February 26, 1998
The usually estimable co-founder of Global Exchange, Kevin Danaher, came up with an odd one-liner in Denver the other day. Politics, he said, is a compound of two words --- poly, which means "many," and tics, which means "bloodsuckers." It's hard to imagine that this skillful tactician really subscribes to the "Politics is dirty" take on modern life. Nevertheless I welcome his mot, because it falls right in with some other bits and pieces I've been mulling over. In an era where influence is routinely peddled and the media define the issues, is politics still alive, or has it gone the way of the stegosaurus and the dodo? What, I wonder, is truly the purview of politics in these rapidly changing times, and what is --- or should be --- irrelevant?
The Northern California flavor of my thoughts (Tina Brown, are you listening?) takes me to one of my favorite mulling spots, the Yerba Buena Gardens. I grab a couple of local delicacies (a double cap, half-decaf, and a biscotti) and sit on a bench watching natives and tourists enjoying a rare moment of afternoon sunshine. As always, the jumble of buildings crowding in on this space astonishes me. Terra-cotta, chrome, and concrete, they come in every style and face every whichway, as though the drill sergeant who usually keeps urban order has gone AWOL. Directly before me runs Mission Street, once a dusty planked road leading city folk to the pleasures of The Willows and Woodward's Gardens, now a dusty thoroughfare feeding commuters to the freeway. Across the street, the dignified red-brick façade of St. Patrick's Church has found a space-age copycat in the Marriott Hotel, whose high central section and wings to either side offer Blade Runner echoes of Gilded Age propriety. Will the now-in-progress Sony Metreon/Zeum (want to bet neither name sticks?) play off its neighbors or stridently dominate the corner? Is this a matter of aesthetics or politics?

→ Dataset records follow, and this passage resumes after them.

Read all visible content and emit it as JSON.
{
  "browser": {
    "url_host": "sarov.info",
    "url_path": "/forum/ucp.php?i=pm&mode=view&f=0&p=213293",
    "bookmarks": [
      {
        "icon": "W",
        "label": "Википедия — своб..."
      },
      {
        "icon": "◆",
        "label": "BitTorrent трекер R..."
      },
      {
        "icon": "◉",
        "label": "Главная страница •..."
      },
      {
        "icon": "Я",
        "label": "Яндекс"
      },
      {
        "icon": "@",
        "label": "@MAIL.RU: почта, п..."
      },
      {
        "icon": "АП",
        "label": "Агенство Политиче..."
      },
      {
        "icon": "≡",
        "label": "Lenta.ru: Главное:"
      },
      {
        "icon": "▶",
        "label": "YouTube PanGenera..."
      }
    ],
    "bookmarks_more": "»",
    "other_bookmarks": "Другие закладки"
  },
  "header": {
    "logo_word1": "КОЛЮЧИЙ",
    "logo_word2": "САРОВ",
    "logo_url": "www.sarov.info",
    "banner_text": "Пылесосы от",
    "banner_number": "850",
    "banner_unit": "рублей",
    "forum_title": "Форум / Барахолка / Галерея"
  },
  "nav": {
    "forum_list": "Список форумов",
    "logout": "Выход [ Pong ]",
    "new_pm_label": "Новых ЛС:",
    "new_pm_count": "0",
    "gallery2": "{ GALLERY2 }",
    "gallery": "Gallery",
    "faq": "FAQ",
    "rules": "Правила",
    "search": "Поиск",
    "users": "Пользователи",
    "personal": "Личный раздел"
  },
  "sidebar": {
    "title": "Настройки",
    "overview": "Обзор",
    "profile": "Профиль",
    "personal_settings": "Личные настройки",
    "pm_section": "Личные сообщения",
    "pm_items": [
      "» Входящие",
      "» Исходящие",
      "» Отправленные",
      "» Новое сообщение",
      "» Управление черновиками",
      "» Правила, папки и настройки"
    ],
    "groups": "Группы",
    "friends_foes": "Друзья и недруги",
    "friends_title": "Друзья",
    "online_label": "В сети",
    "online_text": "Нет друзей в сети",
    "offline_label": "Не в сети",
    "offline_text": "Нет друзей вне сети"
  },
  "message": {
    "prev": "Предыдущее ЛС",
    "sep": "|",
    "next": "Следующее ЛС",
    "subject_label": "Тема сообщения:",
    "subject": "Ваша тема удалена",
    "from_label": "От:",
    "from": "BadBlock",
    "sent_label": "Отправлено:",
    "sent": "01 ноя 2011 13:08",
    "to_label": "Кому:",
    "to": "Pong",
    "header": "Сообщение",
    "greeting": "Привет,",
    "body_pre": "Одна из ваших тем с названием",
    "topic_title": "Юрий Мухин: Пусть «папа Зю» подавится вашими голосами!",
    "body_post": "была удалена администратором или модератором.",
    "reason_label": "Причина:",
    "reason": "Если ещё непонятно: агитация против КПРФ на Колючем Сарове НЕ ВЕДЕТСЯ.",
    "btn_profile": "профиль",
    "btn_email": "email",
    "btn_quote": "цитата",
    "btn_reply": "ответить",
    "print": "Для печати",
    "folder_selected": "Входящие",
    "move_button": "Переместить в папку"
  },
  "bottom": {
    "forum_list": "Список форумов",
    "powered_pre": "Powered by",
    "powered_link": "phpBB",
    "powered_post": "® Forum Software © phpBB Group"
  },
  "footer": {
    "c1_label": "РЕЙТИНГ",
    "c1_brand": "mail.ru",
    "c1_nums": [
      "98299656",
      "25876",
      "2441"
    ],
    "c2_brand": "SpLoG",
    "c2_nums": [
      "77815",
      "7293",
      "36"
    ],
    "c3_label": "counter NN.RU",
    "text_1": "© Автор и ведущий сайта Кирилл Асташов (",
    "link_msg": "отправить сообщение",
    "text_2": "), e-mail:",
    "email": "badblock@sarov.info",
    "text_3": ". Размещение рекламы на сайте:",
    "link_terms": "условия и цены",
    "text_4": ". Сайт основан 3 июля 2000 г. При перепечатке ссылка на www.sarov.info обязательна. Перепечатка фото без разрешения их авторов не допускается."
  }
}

I recall the mini-skirted giant in a platinum Prince Valiant wig and an "I'm worth it" air, who insisted on exiting from BART ahead of me. Definitely an assertion of personal, not political, value. Or was it? I watch a Hispanic student, wrapped in a red-and-white parka and grasping a ballpoint pen, who straddles a retaining wall and leans over a textbook. A laughing pair of men, pierced and tattooed, who watch as a female companion dips water from the broad shallow pool and smoothes down her bright yellow hair. Black-clad refugees from South Park, who huddle around a café table, peering at boldly formatted charts as they sip their lattes. Are they private occupants of public space, or soldiers in a campaign for affirmative action or affordable housing or tax breaks for small businesses?
I notice the stylish but sad newsstands scattered throughout the area, their neat plastic racks filled with nothing but Chronexes while The City's boisterous array of alternative free papers perch, like defiant squatters, at the edge of the sidewalk. Do the shabby newsracks represent clutter in the face of a mandate for cleanliness, or knights in the service of freedom of the press? The telephone poles are cluttered as well, with handbills announcing a forthcoming demonstration --- now at least temporarily unnecessary --- against U.S. intervention in Iraq. Is this the sign of obstreperous troublemakers (outside agitators, they were called in the 1960s), or the deliberate attempt of informed citizens to make their opinions heard? There's other clutter, too, a few blocks away, where heavy rain has overburdened the sewer system, sending partially treated waste material into the bay near Hunters Point. An accident of nature in a storm-ridden year, or a matter that requires human groups with long names, such as Communities for a Better Environment and San Francisco Bay Advocates for Environmental Rights, to ride to the rescue?
Politics is not dead, I think with relief, nor is all its energy being sidetracked into sneaky financial manipulation and sexual shenanigans. You might not realize it from what you read in the newspapers or see on TV, but countless American men and women are still organizing and planning. They're highly visible --- speaking out, petitioning, writing letters, knocking on doors, even marching, competing energetically in defense of their interests and beliefs. Reassured, I toss my cup in the trash receptacle and walk down the sunlit slope, past the frozen-in-motion statue and the Stonehenge-Ryoanji stone garden. I head across the park toward the Museum of Modern Art.
At the corner of Mission and Third, I am stopped by a policeman directing traffic. As I wait, a line of police cars and police on motorcycles approaches, lights flashing. They cross the intersection swiftly and silently, followed by two black limousines with darkened windows. Then several nearly empty vans, an ambulance, and more police cars and motorcycles. And a single discreet helicopter. The eerie procession passes without a ripple, like a knife through water. The most powerful political figure in the world has arrived in San Francisco.
The moral: Making waves makes history.